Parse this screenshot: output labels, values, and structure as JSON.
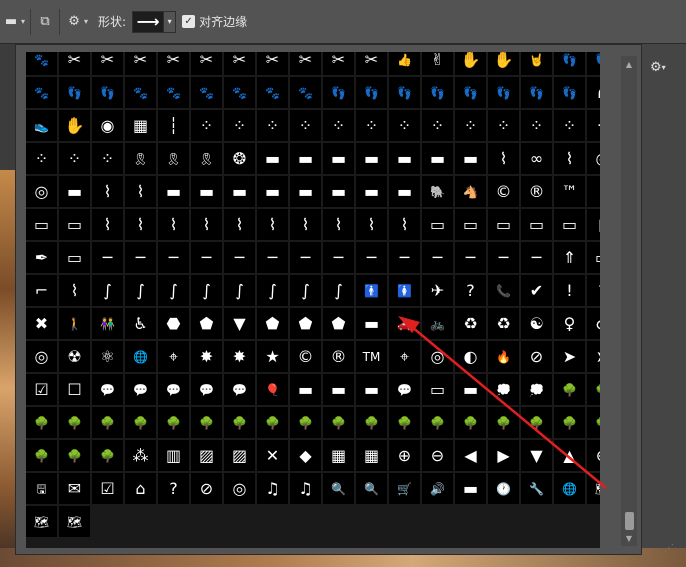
{
  "toolbar": {
    "shape_label": "形状:",
    "shape_preview_glyph": "⟶",
    "align_edges_label": "对齐边缘",
    "align_edges_checked": true,
    "icons": [
      "path-ops-icon",
      "path-arrange-icon",
      "gear-icon"
    ]
  },
  "panel": {
    "settings_icon": "gear-icon",
    "shapes": [
      "🐾",
      "✂",
      "✂",
      "✂",
      "✂",
      "✂",
      "✂",
      "✂",
      "✂",
      "✂",
      "✂",
      "👍",
      "✌",
      "✋",
      "✋",
      "🤘",
      "👣",
      "👣",
      "🐾",
      "👣",
      "👣",
      "🐾",
      "🐾",
      "🐾",
      "🐾",
      "🐾",
      "🐾",
      "👣",
      "👣",
      "👣",
      "👣",
      "👣",
      "👣",
      "👣",
      "👣",
      "∩",
      "👟",
      "✋",
      "◉",
      "▦",
      "┆",
      "⁘",
      "⁘",
      "⁘",
      "⁘",
      "⁘",
      "⁘",
      "⁘",
      "⁘",
      "⁘",
      "⁘",
      "⁘",
      "⁘",
      "⁘",
      "⁘",
      "⁘",
      "⁘",
      "🎗",
      "🎗",
      "🎗",
      "❂",
      "▬",
      "▬",
      "▬",
      "▬",
      "▬",
      "▬",
      "▬",
      "⌇",
      "∞",
      "⌇",
      "◎",
      "◎",
      "▬",
      "⌇",
      "⌇",
      "▬",
      "▬",
      "▬",
      "▬",
      "▬",
      "▬",
      "▬",
      "▬",
      "🐘",
      "🐴",
      "©",
      "®",
      "™",
      "⌇",
      "▭",
      "▭",
      "⌇",
      "⌇",
      "⌇",
      "⌇",
      "⌇",
      "⌇",
      "⌇",
      "⌇",
      "⌇",
      "⌇",
      "▭",
      "▭",
      "▭",
      "▭",
      "▭",
      "▯",
      "✒",
      "▭",
      "─",
      "─",
      "─",
      "─",
      "─",
      "─",
      "─",
      "─",
      "─",
      "─",
      "─",
      "─",
      "─",
      "─",
      "⇑",
      "▭",
      "⌐",
      "⌇",
      "∫",
      "∫",
      "∫",
      "∫",
      "∫",
      "∫",
      "∫",
      "∫",
      "🚹",
      "🚺",
      "✈",
      "?",
      "📞",
      "✔",
      "!",
      "?",
      "✖",
      "🚶",
      "👫",
      "♿",
      "⬣",
      "⬟",
      "▼",
      "⬟",
      "⬟",
      "⬟",
      "▬",
      "🚗",
      "🚲",
      "♻",
      "♻",
      "☯",
      "♀",
      "♂",
      "◎",
      "☢",
      "⚛",
      "🌐",
      "⌖",
      "✸",
      "✸",
      "★",
      "©",
      "®",
      "TM",
      "⌖",
      "◎",
      "◐",
      "🔥",
      "⊘",
      "➤",
      "➤",
      "☑",
      "☐",
      "💬",
      "💬",
      "💬",
      "💬",
      "💬",
      "🎈",
      "▬",
      "▬",
      "▬",
      "💬",
      "▭",
      "▬",
      "💭",
      "💭",
      "🌳",
      "🌳",
      "🌳",
      "🌳",
      "🌳",
      "🌳",
      "🌳",
      "🌳",
      "🌳",
      "🌳",
      "🌳",
      "🌳",
      "🌳",
      "🌳",
      "🌳",
      "🌳",
      "🌳",
      "🌳",
      "🌳",
      "🌳",
      "🌳",
      "🌳",
      "🌳",
      "⁂",
      "▥",
      "▨",
      "▨",
      "✕",
      "◆",
      "▦",
      "▦",
      "⊕",
      "⊖",
      "◀",
      "▶",
      "▼",
      "▲",
      "⊕",
      "🖫",
      "✉",
      "☑",
      "⌂",
      "?",
      "⊘",
      "◎",
      "♫",
      "♫",
      "🔍",
      "🔍",
      "🛒",
      "🔊",
      "▬",
      "🕐",
      "🔧",
      "🌐",
      "🗺",
      "🗺",
      "🗺"
    ]
  },
  "colors": {
    "toolbar_bg": "#535353",
    "panel_bg": "#535353",
    "cell_bg": "#000000",
    "annotation_arrow": "#e02020"
  }
}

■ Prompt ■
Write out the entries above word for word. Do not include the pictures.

■ Task output ■
Parse this screenshot: output labels, values, and structure as JSON.
{
  "toolbar": {
    "shape_label": "形状:",
    "shape_preview_glyph": "⟶",
    "align_edges_label": "对齐边缘",
    "align_edges_checked": true,
    "icons": [
      "path-ops-icon",
      "path-arrange-icon",
      "gear-icon"
    ]
  },
  "panel": {
    "settings_icon": "gear-icon",
    "shapes": [
      "🐾",
      "✂",
      "✂",
      "✂",
      "✂",
      "✂",
      "✂",
      "✂",
      "✂",
      "✂",
      "✂",
      "👍",
      "✌",
      "✋",
      "✋",
      "🤘",
      "👣",
      "👣",
      "🐾",
      "👣",
      "👣",
      "🐾",
      "🐾",
      "🐾",
      "🐾",
      "🐾",
      "🐾",
      "👣",
      "👣",
      "👣",
      "👣",
      "👣",
      "👣",
      "👣",
      "👣",
      "∩",
      "👟",
      "✋",
      "◉",
      "▦",
      "┆",
      "⁘",
      "⁘",
      "⁘",
      "⁘",
      "⁘",
      "⁘",
      "⁘",
      "⁘",
      "⁘",
      "⁘",
      "⁘",
      "⁘",
      "⁘",
      "⁘",
      "⁘",
      "⁘",
      "🎗",
      "🎗",
      "🎗",
      "❂",
      "▬",
      "▬",
      "▬",
      "▬",
      "▬",
      "▬",
      "▬",
      "⌇",
      "∞",
      "⌇",
      "◎",
      "◎",
      "▬",
      "⌇",
      "⌇",
      "▬",
      "▬",
      "▬",
      "▬",
      "▬",
      "▬",
      "▬",
      "▬",
      "🐘",
      "🐴",
      "©",
      "®",
      "™",
      "⌇",
      "▭",
      "▭",
      "⌇",
      "⌇",
      "⌇",
      "⌇",
      "⌇",
      "⌇",
      "⌇",
      "⌇",
      "⌇",
      "⌇",
      "▭",
      "▭",
      "▭",
      "▭",
      "▭",
      "▯",
      "✒",
      "▭",
      "─",
      "─",
      "─",
      "─",
      "─",
      "─",
      "─",
      "─",
      "─",
      "─",
      "─",
      "─",
      "─",
      "─",
      "⇑",
      "▭",
      "⌐",
      "⌇",
      "∫",
      "∫",
      "∫",
      "∫",
      "∫",
      "∫",
      "∫",
      "∫",
      "🚹",
      "🚺",
      "✈",
      "?",
      "📞",
      "✔",
      "!",
      "?",
      "✖",
      "🚶",
      "👫",
      "♿",
      "⬣",
      "⬟",
      "▼",
      "⬟",
      "⬟",
      "⬟",
      "▬",
      "🚗",
      "🚲",
      "♻",
      "♻",
      "☯",
      "♀",
      "♂",
      "◎",
      "☢",
      "⚛",
      "🌐",
      "⌖",
      "✸",
      "✸",
      "★",
      "©",
      "®",
      "TM",
      "⌖",
      "◎",
      "◐",
      "🔥",
      "⊘",
      "➤",
      "➤",
      "☑",
      "☐",
      "💬",
      "💬",
      "💬",
      "💬",
      "💬",
      "🎈",
      "▬",
      "▬",
      "▬",
      "💬",
      "▭",
      "▬",
      "💭",
      "💭",
      "🌳",
      "🌳",
      "🌳",
      "🌳",
      "🌳",
      "🌳",
      "🌳",
      "🌳",
      "🌳",
      "🌳",
      "🌳",
      "🌳",
      "🌳",
      "🌳",
      "🌳",
      "🌳",
      "🌳",
      "🌳",
      "🌳",
      "🌳",
      "🌳",
      "🌳",
      "🌳",
      "⁂",
      "▥",
      "▨",
      "▨",
      "✕",
      "◆",
      "▦",
      "▦",
      "⊕",
      "⊖",
      "◀",
      "▶",
      "▼",
      "▲",
      "⊕",
      "🖫",
      "✉",
      "☑",
      "⌂",
      "?",
      "⊘",
      "◎",
      "♫",
      "♫",
      "🔍",
      "🔍",
      "🛒",
      "🔊",
      "▬",
      "🕐",
      "🔧",
      "🌐",
      "🗺",
      "🗺",
      "🗺"
    ]
  },
  "colors": {
    "toolbar_bg": "#535353",
    "panel_bg": "#535353",
    "cell_bg": "#000000",
    "annotation_arrow": "#e02020"
  }
}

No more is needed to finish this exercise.